Miami has announced heightened punishments for people who don’t follow its mandate to wear masks in public. Warnings have been eliminated, and the first and second offenses are now punishable by $100 fines. The third could lead to an arrest, the city said Wednesday.
On Wednesday, Gov. Ron DeSantis said parents should have the option of sending their children back to the classroom or having them learn digitally from home, adding the “costs of keeping schools closed are enormous.”
Coronavirus could be 2nd leading cause of death so far this year in Los Angeles County
California surpassed New York for the most cases in the nation this week. With more than 420,000 cases, the state has seen a recent surge whereas New York’s reported infections have slowed significantly. California reached another peak in new cases, reporting 12,807 positive tests in a day, Gov. Gavin Newsom said Wednesday.
Los Angeles County health officials announced that the virus is on track to be the second leading cause of death in the county — with at least 3,400 fatalities in the first six months of the year.
That would mean the disease will claim more lives than Alzheimer’s disease and strokes, health officials said. Coronary heart disease, the leading cause of death, claimed 6,000 lives in the first six months of 2019.
The news comes after the county reported 2,232 hospitalized patients Monday, breaking its own record of daily hospitalizations at least four times in a week. There were 2,207 confirmed cases hospitalized Wednesday, 27% of whom are in the ICU, health officials said.
Meanwhile, San Francisco is on “high alert” after averaging 79 new cases every day this week and seeing a 23% increase in hospitalizations, Public Health Director Grant Colfax said Wednesday.

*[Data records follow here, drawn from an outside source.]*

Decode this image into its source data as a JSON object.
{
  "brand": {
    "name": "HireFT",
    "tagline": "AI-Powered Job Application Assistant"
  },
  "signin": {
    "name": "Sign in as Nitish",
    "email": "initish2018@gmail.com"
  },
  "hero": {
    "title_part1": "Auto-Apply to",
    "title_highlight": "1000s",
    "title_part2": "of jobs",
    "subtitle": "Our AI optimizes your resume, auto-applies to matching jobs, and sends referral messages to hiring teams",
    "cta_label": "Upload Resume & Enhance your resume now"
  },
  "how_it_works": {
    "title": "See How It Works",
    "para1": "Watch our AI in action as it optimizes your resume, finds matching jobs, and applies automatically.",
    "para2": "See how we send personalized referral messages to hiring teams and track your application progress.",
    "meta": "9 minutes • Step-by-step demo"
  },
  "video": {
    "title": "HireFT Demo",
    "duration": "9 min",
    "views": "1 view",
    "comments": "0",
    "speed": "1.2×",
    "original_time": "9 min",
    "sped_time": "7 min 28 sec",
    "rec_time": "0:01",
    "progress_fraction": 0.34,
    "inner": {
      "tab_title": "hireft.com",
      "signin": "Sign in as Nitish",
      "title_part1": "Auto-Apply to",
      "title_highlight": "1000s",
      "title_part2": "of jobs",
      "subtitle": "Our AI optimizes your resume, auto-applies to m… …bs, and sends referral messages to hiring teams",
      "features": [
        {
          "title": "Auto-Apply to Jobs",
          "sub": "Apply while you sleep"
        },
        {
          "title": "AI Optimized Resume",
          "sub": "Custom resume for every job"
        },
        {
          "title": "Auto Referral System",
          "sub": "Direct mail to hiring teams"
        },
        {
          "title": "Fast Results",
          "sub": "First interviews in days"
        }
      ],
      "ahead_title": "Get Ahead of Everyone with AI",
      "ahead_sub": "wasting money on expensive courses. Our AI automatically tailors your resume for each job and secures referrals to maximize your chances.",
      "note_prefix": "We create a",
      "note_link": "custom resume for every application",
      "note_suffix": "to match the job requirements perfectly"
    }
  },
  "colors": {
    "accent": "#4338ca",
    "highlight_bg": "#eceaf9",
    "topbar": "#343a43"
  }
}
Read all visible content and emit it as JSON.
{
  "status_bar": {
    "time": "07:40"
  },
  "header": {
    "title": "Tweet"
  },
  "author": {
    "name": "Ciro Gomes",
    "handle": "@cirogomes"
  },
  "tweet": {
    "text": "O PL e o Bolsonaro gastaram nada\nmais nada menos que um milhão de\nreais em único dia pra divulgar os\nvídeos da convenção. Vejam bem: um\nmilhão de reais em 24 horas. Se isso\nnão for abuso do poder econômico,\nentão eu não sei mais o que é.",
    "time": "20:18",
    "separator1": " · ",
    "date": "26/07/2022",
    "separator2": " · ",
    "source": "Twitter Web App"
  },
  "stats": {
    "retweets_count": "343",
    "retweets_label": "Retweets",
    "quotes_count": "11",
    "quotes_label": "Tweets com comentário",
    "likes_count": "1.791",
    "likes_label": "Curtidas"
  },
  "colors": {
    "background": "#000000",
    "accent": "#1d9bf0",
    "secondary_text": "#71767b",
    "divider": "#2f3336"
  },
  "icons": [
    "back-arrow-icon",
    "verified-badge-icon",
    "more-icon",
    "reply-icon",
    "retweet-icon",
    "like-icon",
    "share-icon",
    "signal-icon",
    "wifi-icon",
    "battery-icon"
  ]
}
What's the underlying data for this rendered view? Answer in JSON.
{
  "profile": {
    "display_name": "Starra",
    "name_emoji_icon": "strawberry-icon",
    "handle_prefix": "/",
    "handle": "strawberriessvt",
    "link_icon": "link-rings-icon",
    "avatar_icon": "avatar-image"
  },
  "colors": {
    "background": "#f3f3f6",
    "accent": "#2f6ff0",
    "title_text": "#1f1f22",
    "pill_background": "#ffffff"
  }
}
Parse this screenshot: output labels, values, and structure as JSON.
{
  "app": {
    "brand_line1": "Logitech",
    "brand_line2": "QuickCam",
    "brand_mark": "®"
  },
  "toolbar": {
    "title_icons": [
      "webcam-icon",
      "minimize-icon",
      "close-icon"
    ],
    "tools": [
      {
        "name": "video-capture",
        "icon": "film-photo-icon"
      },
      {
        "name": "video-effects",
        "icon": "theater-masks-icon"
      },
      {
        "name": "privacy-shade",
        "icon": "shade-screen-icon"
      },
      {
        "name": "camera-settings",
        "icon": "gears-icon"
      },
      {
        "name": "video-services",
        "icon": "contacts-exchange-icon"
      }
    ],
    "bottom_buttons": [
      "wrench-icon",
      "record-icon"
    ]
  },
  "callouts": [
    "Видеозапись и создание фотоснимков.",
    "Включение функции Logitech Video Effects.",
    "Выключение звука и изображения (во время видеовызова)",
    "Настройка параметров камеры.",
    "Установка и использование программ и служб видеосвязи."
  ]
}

Those two numbers play key roles in helping officials determine whether to pause or roll back reopening, Colfax added.